Saved entries:
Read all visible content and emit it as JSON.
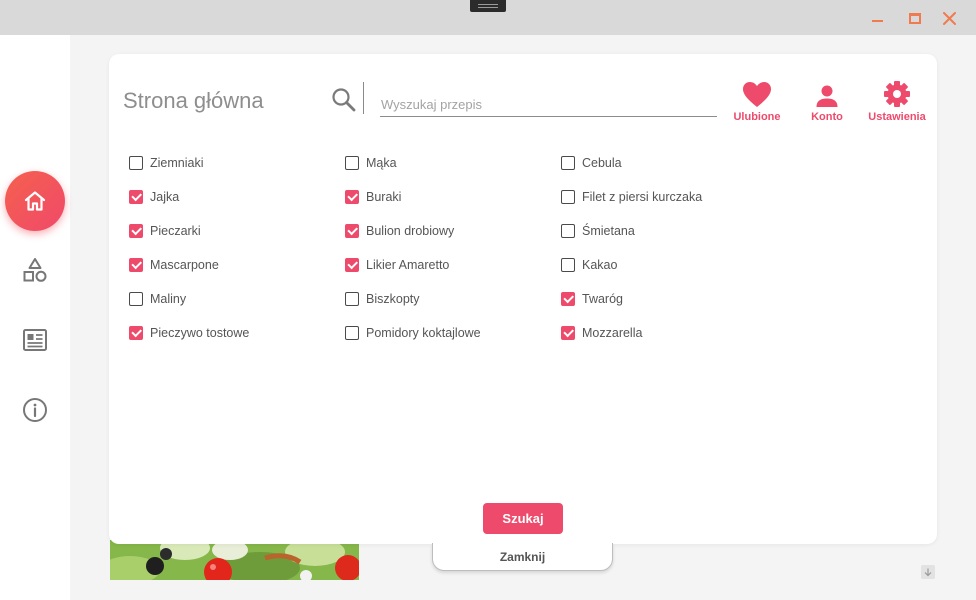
{
  "window": {
    "accent": "#ee4a6b",
    "controls": [
      "minimize-icon",
      "maximize-icon",
      "close-icon"
    ]
  },
  "sidebar": {
    "items": [
      {
        "name": "home",
        "icon": "home-icon",
        "active": true
      },
      {
        "name": "shapes",
        "icon": "shapes-icon",
        "active": false
      },
      {
        "name": "news",
        "icon": "newspaper-icon",
        "active": false
      },
      {
        "name": "info",
        "icon": "info-icon",
        "active": false
      }
    ]
  },
  "header": {
    "title": "Strona główna",
    "search_placeholder": "Wyszukaj przepis",
    "search_value": "",
    "actions": {
      "favorites": "Ulubione",
      "account": "Konto",
      "settings": "Ustawienia"
    }
  },
  "ingredients": [
    {
      "label": "Ziemniaki",
      "checked": false
    },
    {
      "label": "Jajka",
      "checked": true
    },
    {
      "label": "Pieczarki",
      "checked": true
    },
    {
      "label": "Mascarpone",
      "checked": true
    },
    {
      "label": "Maliny",
      "checked": false
    },
    {
      "label": "Pieczywo tostowe",
      "checked": true
    },
    {
      "label": "Mąka",
      "checked": false
    },
    {
      "label": "Buraki",
      "checked": true
    },
    {
      "label": "Bulion drobiowy",
      "checked": true
    },
    {
      "label": "Likier Amaretto",
      "checked": true
    },
    {
      "label": "Biszkopty",
      "checked": false
    },
    {
      "label": "Pomidory koktajlowe",
      "checked": false
    },
    {
      "label": "Cebula",
      "checked": false
    },
    {
      "label": "Filet z piersi kurczaka",
      "checked": false
    },
    {
      "label": "Śmietana",
      "checked": false
    },
    {
      "label": "Kakao",
      "checked": false
    },
    {
      "label": "Twaróg",
      "checked": true
    },
    {
      "label": "Mozzarella",
      "checked": true
    }
  ],
  "search_button": "Szukaj",
  "close_tab": "Zamknij"
}
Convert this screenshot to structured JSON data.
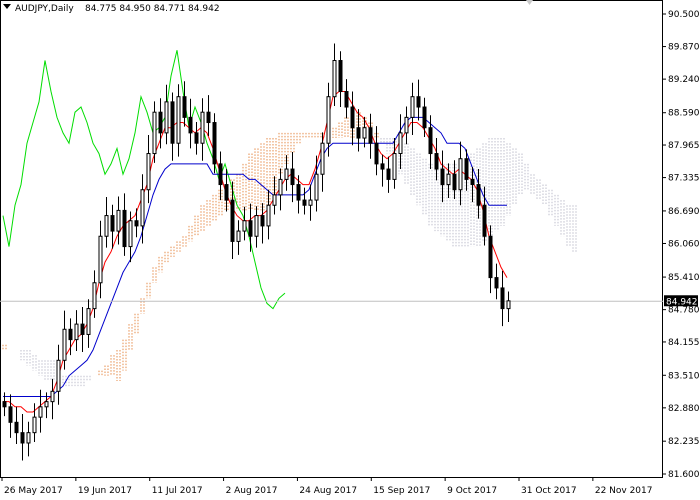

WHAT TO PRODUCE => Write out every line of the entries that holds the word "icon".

RESPONSE FOR THIS EXERCISE =>
      "minimize-icon",
      "maximize-icon",
      "close-icon"
        "icon": "home-icon",
        "icon": "shapes-icon",
        "icon": "newspaper-icon",
        "icon": "info-icon",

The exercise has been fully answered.